Modern missionaries from Manitoba are filled with gratitude because after a decade in Tanzania, they are opening a quality medical clinic for people who otherwise wouldn't get health care.

Having met at Providence College and Theological Seminary, Darryl and Shirley Peters raised their three children in Southern Manitoba before moving to Africa. 

"I've known since 12-years-old that Africa was in my heart," says Shirley. "We can't thank God enough for the honour and privilege to live in Tanzania, to be stewards of this land."

The Peters started off selling everything they owned, taking only eight suitcases over to Africa and started what they thought would be a two-bedroom bed and breakfast. It's turned into so much more, including running a lodge and safari, to now a new medical facility called Dashir-Kikwe Outpatient Clinic.

"When we build this health centre we're seeing the coming together of who we are (Dashir is a mix of Darryl and Shirley) and our village Kikwe, to do something really special to help people with medical issues and getting good health care, which is a big deal here in Tanzania."

Within a week the walk-in clinic, phase one of the centre, will be up and running after only nine months of building. 

Living By Faith

"I don't know why we're doing this sometimes, it feels crazy because it's a lot," says Darryl, a former school teacher in Winnipeg. "Running a lodge is one thing, but running a health centre is another."

For people who come and stay at the Peters lodge for a vacation, a portion of those proceeds help pay for the medical clinic. The rest come from generous donations. Fifty per cent of the safari and lodge clients come from Manitoba. 

"People keep pouring into this. Some give $5,000, $50,000, $100," says Shirley. "A little boy who does a paper route gives all his money that month.
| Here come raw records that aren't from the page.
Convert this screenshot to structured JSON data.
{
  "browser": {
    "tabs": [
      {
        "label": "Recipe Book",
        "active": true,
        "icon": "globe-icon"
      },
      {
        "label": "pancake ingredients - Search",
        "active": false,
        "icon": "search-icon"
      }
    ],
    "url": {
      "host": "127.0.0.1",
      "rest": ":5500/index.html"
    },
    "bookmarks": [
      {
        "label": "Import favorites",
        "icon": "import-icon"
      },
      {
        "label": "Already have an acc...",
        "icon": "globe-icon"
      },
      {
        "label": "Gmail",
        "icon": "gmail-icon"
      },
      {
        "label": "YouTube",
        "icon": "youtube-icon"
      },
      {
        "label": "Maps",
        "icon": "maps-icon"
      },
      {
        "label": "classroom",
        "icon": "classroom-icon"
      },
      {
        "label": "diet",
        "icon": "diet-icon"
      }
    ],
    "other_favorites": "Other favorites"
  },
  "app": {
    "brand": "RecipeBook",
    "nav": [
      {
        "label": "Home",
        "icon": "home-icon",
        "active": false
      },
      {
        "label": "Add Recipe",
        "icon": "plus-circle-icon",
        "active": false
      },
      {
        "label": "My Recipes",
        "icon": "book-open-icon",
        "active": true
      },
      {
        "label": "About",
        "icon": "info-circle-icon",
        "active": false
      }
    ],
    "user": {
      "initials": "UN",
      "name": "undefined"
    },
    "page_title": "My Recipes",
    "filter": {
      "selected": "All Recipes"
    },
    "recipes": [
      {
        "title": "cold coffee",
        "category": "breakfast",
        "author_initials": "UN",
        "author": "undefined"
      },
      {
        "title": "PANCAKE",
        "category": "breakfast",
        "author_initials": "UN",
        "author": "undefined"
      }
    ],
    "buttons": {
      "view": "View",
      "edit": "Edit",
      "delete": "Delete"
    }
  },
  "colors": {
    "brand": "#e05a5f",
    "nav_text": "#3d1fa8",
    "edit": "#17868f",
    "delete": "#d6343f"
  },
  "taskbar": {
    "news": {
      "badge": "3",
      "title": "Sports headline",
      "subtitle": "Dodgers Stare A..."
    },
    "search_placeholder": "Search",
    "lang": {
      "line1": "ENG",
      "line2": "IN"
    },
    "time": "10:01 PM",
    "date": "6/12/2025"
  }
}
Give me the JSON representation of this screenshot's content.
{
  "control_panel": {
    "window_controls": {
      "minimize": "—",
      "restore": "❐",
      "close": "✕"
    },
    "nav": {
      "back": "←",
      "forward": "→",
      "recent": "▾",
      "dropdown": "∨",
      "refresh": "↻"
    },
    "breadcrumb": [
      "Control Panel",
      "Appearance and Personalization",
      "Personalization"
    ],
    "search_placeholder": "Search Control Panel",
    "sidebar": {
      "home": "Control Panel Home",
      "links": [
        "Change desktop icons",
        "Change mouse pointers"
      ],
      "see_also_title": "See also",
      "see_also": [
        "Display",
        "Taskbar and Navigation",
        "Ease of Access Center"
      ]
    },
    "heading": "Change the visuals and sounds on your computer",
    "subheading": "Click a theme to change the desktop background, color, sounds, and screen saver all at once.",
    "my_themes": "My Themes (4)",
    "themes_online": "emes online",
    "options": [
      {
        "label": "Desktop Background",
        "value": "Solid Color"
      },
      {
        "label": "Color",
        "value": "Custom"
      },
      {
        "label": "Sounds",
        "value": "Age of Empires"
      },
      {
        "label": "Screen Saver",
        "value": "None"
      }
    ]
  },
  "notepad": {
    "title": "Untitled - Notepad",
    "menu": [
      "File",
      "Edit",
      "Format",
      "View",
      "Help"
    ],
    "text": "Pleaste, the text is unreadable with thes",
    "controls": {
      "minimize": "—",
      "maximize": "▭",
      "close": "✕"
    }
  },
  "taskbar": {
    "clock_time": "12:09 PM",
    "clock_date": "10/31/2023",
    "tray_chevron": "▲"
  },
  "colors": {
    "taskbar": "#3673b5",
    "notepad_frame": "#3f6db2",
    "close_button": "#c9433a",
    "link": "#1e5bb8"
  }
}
Amazing stories that make us weep."

Most of this medical project has shown the Peters that with God, the impossible becomes possible. 

"The government officials say that what we're doing should be done in two and a half years. By God's grace and our entire team here, it's been done in nine months," says Shirley. 

Darryl admits there have been very hard times when all they had to lean on was faith. 

"We had times we thought we had to quit and we were about to shut down. It's unbelievable how a nice donation comes in, several nice donations come in, a lot of beautiful smaller donations come in."

It will cost locals $1.50 for a consultation, making good health care affordable. This also means the clinic will not make a profit, but to the Peters, it's worth it. 

"It means that pregnant women don't have to ride for 12 km's on a motorcycle while in labour to go to the nearest hospital. It also means when we get our next phase up, pregnant women will get screened which is not happening right now."

Shirley saw how one woman she knows lost five babies during pregnancy and if she was able to get screened, help could have been provided and they would have arrived healthy and well. That's only one example of the conditions locals faced every day before this health centre opened. 

To watch their live announcement and opening on Thursday, click here